The Fort Peck Dam Powerhouse Museum offers a fossil record of the plants and creatures of the late Cretaceous period to help explain the geological history of the river. The lobby has models and exhibits which tell the story of the building, operation, and benefits of the dam. Tours of the massive power plant are also available.
The Fort Peck
townsite crowns a hill overlooking
the dam. "The anachronistic Fort Peck Hotel dominates the town," writes
Genevieve Rowles in Adventure Guide to Montana. "Many structures remain
from the 1930s, incongruous reminders of a time when the woodsy
was synonymous with the boonies, whether indigenous to it or not."
The population of Fort Peck is approximately 325. The number of families living in Fort Peck is 236.
The lands around Fort Peck Lake are rich in fossils. In order to collect fossils, you must possess an Antiquities Permit. Any fossils that you find must be used for educational or scientific purposes. To obtain permits, contact the Fort Peck Lake Office .
The Fort Peck Reservation, located nearby, is home to two seperate Indian nations, each composed of numerous bands and divisions. The Sioux divisions of Sisseton/Wahpetons, the Yantonais, and the Teton Hunkpapa are all represented.
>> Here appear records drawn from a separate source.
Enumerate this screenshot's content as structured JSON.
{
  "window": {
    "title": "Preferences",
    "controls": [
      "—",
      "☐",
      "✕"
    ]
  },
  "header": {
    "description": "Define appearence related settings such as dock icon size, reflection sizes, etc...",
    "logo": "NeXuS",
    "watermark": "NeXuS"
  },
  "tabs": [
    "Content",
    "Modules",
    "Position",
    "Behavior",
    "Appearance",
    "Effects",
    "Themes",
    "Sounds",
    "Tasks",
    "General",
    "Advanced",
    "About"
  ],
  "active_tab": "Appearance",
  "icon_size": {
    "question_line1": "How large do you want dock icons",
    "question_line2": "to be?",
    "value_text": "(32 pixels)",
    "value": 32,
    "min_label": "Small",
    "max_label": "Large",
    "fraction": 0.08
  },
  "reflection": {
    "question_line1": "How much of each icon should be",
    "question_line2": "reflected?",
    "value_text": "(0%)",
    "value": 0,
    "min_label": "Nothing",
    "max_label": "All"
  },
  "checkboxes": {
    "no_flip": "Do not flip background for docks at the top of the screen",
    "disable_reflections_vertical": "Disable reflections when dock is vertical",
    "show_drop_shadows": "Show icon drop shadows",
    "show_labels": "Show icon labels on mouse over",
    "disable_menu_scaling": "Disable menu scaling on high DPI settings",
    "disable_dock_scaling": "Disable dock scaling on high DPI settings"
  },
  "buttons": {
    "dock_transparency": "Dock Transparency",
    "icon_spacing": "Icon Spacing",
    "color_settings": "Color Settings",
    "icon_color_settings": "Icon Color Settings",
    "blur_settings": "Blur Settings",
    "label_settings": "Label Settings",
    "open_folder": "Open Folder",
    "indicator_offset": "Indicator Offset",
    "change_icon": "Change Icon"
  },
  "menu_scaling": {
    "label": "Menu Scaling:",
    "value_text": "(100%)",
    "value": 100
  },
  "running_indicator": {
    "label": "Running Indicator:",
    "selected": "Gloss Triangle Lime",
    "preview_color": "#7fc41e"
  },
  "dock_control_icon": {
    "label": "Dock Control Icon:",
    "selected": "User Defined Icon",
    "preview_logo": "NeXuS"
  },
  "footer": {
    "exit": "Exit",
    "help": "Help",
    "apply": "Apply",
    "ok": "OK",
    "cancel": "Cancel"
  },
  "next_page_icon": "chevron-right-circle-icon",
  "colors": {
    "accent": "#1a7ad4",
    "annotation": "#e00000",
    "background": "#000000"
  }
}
The Assiniboine bands of Canoe Paddler and Red Bottom are represented.
Fort Peck Project
U.S. Army Corps of Engineers
Fort Peck , MT 59223-0208
Fort Peck Lake Office
Scholar, writer and conservationist John B. Wright profiles 31 special places that represent the unique character of Montana, from the late Ice Age buffalo jump at Ulm Pishkun to the Little Big Horn Battlefield, the Anaconda smelters and the rolling wheatlands of The High-Line.
Wright's guidebook surveys Montana's dramatic beauty of Glacier National Park and Yellowstone, and its personality in small towns such as Jordan and Harlowtown and Colstrip.
"I have tried to convey the geograhical importance of each place," Wright explains, pointing out that his is a "personal account written by someone who plainly loves the contentious, achingly beautiful state."
The sites described in this
book are "official places" registered with the New Mexico Geographical
Society in cooperation with the Center
for American Places.
The History of Fort Peck Dam (Rafterman)
Memories of Fort Peck
from Mystic Montana Magazine
One hotel, one theater and one city hall,
One school with one class clown,
One road in and one road out,
What else was needed in a dam town!
© Phyllis Seeley Burroughs
History of Montana
Dividing the state into six geographic-historical areas, Roadside History of Montana follows main highways to reveal the stories hidden within the vast Montana landscape. Spritzer writes about the struggles of dryland farmers, rowdy antics in the early mining camps, and the heroism of smoke jumpers and park rangers.